(App and web page records)
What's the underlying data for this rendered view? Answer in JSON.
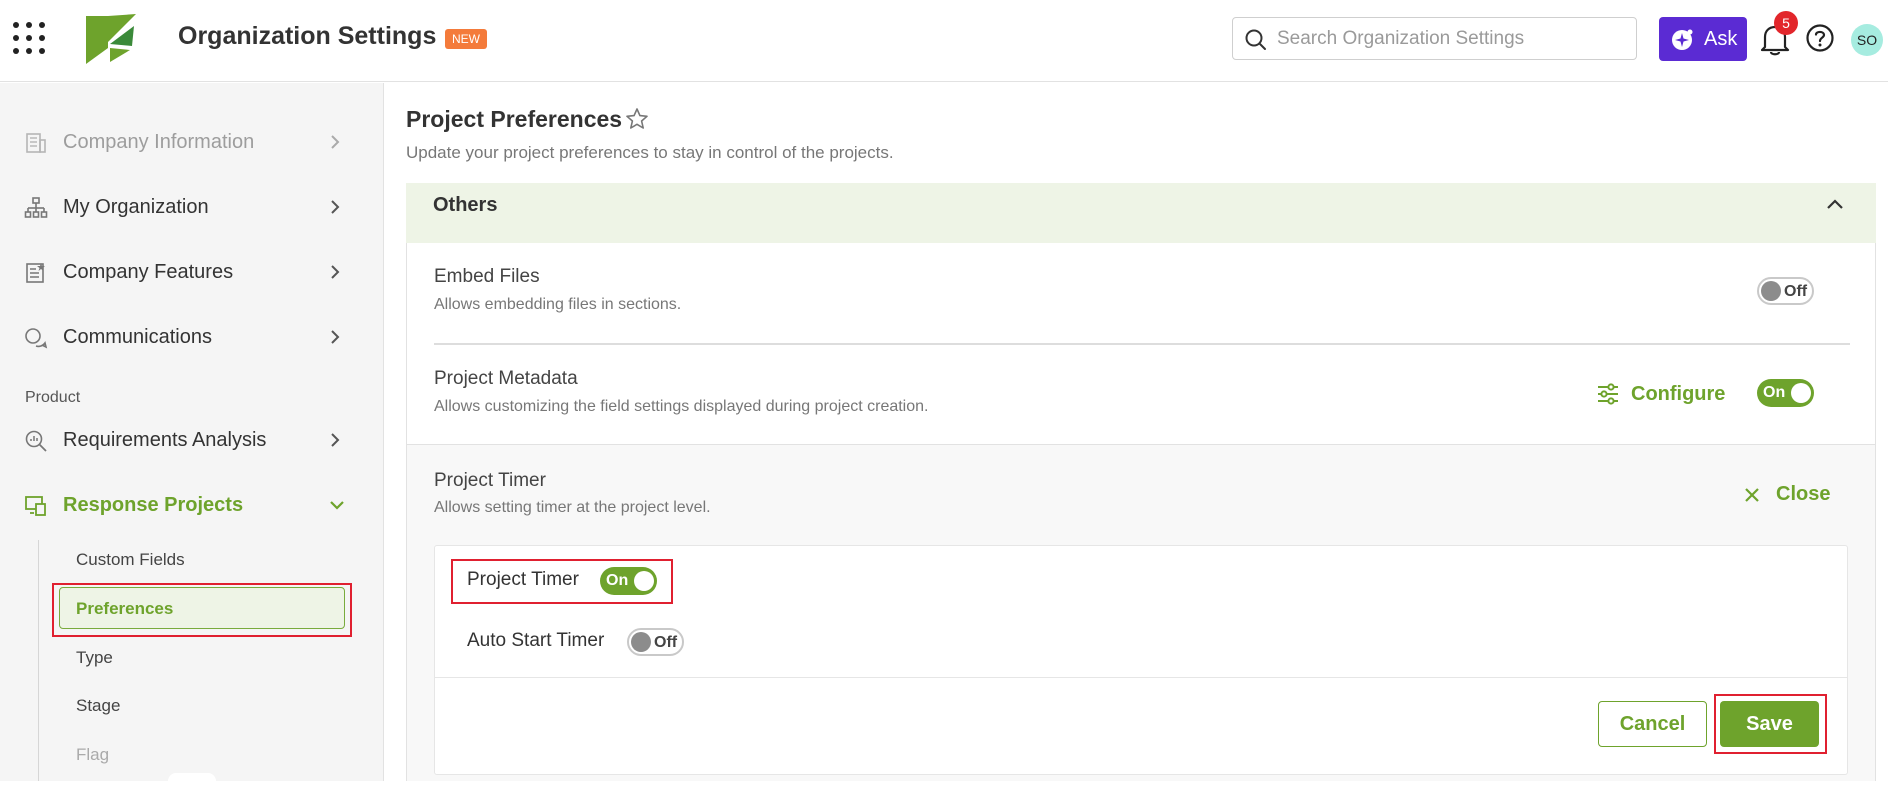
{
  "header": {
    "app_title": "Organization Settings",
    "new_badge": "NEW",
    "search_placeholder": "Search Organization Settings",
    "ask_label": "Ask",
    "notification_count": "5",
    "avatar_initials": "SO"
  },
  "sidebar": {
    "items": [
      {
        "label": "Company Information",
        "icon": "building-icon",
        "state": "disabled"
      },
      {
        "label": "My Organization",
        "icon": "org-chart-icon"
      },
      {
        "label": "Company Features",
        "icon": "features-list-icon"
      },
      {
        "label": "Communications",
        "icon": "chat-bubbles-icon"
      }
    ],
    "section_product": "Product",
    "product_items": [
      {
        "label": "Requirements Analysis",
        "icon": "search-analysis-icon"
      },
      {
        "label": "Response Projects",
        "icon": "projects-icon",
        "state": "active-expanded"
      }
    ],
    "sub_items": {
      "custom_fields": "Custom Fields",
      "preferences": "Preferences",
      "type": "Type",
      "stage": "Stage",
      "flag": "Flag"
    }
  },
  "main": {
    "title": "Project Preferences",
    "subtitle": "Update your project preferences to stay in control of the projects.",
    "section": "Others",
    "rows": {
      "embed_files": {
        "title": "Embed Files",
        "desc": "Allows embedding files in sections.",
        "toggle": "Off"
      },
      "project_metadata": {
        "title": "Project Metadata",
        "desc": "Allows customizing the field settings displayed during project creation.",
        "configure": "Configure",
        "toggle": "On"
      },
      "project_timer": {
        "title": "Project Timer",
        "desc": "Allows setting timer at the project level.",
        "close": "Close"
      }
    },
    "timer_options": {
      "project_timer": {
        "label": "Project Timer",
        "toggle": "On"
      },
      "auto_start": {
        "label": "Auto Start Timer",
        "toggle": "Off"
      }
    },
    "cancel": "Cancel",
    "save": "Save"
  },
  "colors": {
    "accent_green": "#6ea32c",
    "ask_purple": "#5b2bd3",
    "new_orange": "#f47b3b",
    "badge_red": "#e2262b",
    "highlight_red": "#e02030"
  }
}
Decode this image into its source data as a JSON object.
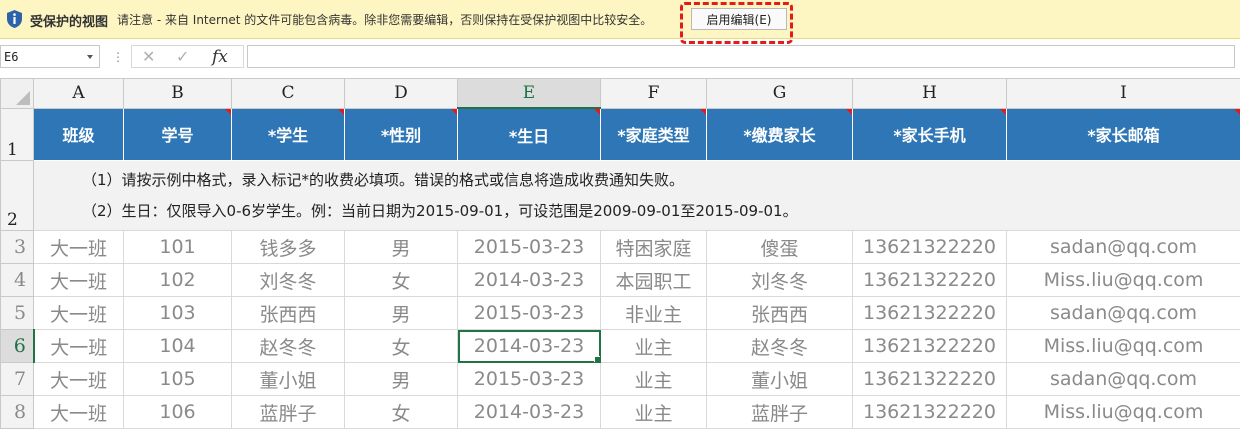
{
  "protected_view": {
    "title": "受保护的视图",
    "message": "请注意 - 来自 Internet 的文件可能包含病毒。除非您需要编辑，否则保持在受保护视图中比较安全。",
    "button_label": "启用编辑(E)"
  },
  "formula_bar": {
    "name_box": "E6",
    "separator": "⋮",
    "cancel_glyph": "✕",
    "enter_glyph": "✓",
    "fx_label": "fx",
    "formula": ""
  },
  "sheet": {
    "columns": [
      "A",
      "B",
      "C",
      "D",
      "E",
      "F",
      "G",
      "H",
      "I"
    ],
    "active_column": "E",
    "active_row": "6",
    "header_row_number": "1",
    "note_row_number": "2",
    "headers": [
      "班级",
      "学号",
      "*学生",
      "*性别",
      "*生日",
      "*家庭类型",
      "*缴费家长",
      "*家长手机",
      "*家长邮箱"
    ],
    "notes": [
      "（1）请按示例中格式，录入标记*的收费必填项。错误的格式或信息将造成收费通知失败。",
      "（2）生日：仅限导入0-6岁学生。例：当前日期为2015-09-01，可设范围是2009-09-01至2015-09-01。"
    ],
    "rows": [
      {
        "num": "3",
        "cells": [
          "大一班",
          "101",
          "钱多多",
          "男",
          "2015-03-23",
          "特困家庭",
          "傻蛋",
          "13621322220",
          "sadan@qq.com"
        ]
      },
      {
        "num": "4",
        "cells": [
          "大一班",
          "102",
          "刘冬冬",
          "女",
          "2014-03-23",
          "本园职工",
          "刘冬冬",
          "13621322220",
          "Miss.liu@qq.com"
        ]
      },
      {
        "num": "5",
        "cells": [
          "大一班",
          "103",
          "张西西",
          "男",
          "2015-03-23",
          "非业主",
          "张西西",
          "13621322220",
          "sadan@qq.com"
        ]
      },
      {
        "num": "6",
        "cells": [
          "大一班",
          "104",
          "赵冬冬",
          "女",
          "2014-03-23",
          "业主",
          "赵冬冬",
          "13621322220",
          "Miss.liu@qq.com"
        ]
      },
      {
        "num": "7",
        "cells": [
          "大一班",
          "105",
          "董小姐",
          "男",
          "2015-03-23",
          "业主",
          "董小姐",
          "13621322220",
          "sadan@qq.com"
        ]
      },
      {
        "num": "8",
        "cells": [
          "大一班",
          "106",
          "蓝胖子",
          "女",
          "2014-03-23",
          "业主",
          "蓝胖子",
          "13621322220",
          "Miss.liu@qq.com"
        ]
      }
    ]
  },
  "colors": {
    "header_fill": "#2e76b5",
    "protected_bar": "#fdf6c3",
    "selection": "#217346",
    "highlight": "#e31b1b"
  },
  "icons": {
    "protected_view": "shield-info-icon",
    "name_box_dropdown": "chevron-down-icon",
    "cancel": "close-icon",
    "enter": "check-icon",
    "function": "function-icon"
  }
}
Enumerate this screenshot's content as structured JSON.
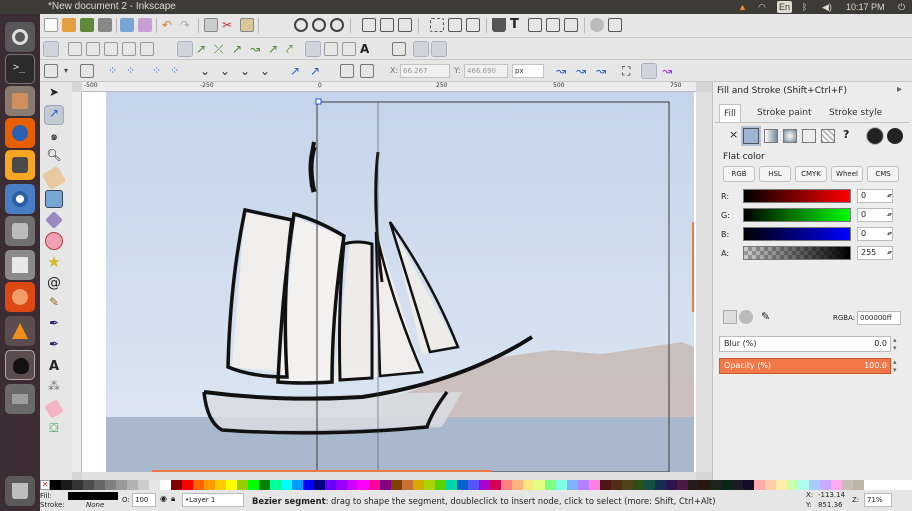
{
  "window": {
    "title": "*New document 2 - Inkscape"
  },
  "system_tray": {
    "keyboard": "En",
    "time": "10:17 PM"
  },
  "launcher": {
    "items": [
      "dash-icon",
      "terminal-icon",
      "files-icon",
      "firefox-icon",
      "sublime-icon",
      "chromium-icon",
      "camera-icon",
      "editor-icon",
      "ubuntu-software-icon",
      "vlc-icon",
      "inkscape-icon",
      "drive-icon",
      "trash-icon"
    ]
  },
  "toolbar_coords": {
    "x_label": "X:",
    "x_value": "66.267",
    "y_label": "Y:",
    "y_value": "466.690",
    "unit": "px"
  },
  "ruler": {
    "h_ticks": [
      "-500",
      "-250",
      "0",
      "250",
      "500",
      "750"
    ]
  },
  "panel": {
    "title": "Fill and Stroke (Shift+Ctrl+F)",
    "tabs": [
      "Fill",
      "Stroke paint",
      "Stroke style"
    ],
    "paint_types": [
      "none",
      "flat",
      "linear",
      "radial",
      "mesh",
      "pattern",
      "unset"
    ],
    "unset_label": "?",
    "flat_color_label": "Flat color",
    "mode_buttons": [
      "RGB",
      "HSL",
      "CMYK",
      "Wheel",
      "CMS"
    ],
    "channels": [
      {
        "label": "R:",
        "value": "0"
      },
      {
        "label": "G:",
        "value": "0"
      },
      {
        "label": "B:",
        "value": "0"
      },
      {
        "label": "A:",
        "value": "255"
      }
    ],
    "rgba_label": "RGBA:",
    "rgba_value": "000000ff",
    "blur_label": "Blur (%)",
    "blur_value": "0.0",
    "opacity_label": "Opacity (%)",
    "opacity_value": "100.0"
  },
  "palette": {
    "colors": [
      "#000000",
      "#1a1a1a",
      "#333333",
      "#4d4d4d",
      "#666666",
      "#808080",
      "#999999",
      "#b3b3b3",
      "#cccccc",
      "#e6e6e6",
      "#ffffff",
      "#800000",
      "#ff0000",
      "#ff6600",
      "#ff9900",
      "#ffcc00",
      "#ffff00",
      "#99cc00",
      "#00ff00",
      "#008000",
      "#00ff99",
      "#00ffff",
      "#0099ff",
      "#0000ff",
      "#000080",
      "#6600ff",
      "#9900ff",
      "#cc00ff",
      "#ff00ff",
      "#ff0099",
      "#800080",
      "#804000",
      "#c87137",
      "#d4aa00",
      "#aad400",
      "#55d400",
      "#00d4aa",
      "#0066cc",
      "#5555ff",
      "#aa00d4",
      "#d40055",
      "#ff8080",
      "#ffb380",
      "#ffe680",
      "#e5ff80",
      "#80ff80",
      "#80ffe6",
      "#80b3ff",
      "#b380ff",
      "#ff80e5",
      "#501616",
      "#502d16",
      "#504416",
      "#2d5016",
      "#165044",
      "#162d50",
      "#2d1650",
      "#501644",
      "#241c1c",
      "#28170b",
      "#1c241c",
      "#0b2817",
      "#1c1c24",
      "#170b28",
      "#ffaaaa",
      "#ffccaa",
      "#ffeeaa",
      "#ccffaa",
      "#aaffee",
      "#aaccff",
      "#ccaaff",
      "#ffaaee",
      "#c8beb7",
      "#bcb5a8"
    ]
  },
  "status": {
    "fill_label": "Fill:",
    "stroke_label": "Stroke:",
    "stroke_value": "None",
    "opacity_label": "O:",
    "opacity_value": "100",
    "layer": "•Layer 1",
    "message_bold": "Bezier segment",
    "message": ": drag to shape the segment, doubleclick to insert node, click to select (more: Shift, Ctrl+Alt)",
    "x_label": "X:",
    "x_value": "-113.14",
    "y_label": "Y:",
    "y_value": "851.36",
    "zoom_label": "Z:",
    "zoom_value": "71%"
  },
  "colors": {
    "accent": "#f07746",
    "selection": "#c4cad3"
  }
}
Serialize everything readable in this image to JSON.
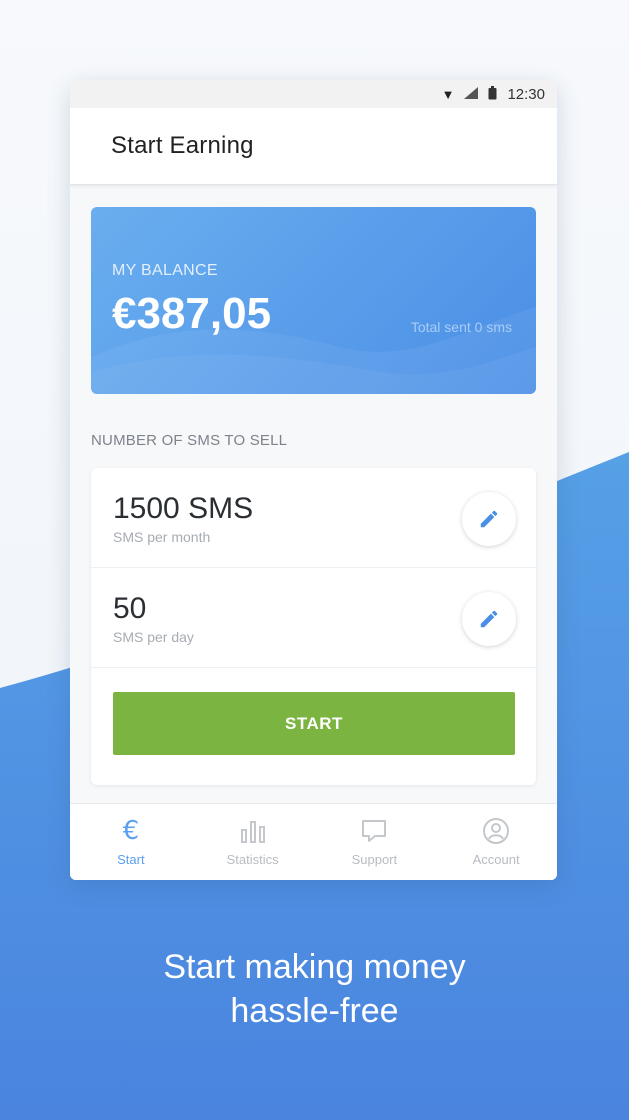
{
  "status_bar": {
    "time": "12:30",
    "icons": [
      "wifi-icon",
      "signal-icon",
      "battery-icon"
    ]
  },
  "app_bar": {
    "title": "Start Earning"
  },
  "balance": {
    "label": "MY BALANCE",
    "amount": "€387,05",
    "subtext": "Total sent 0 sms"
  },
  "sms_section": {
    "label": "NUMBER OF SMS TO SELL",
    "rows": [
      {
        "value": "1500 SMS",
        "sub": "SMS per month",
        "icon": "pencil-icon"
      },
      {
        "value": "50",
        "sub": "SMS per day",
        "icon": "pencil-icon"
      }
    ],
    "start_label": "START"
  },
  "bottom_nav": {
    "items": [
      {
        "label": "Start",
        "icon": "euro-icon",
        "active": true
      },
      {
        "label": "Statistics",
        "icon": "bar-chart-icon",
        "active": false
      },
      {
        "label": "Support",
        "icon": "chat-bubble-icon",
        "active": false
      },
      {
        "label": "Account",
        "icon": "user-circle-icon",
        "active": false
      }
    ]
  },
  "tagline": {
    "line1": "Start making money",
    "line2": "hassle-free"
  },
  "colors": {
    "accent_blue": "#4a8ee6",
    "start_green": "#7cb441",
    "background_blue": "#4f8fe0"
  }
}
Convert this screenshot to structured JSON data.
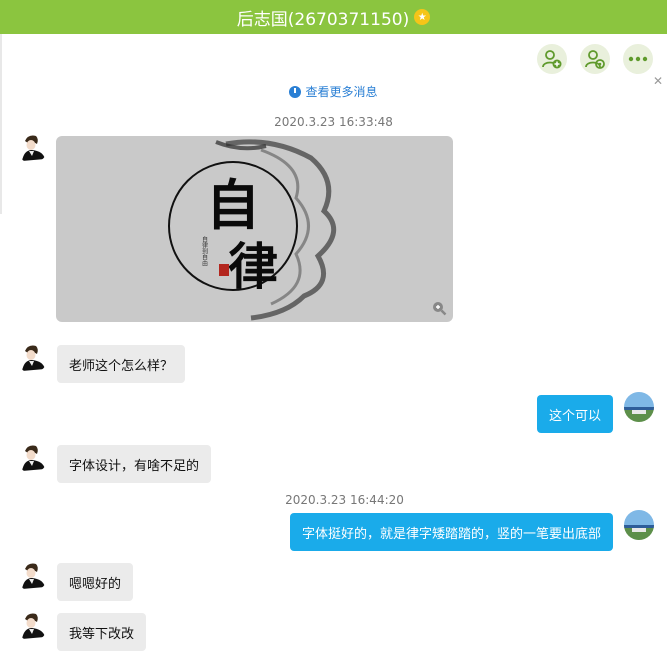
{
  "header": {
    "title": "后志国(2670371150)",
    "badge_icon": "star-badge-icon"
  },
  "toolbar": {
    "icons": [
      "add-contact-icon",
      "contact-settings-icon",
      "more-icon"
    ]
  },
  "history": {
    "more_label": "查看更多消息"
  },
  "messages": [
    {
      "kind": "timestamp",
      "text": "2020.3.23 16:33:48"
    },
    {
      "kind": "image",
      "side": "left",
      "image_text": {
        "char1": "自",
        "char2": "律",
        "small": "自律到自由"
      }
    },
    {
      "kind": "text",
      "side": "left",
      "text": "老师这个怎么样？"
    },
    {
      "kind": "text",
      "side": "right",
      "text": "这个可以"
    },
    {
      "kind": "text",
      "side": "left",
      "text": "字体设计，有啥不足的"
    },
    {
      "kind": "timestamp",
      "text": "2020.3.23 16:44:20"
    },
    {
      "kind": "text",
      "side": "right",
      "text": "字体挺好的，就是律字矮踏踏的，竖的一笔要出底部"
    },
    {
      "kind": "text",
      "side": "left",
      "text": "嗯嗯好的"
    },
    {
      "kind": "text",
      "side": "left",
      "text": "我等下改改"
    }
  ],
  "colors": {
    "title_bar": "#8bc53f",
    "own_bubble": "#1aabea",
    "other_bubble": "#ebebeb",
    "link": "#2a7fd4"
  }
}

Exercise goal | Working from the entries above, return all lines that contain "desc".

Written reply |
        "desc": "Allows embedding files in sections.",
        "desc": "Allows customizing the field settings displayed during project creation.",
        "desc": "Allows setting timer at the project level.",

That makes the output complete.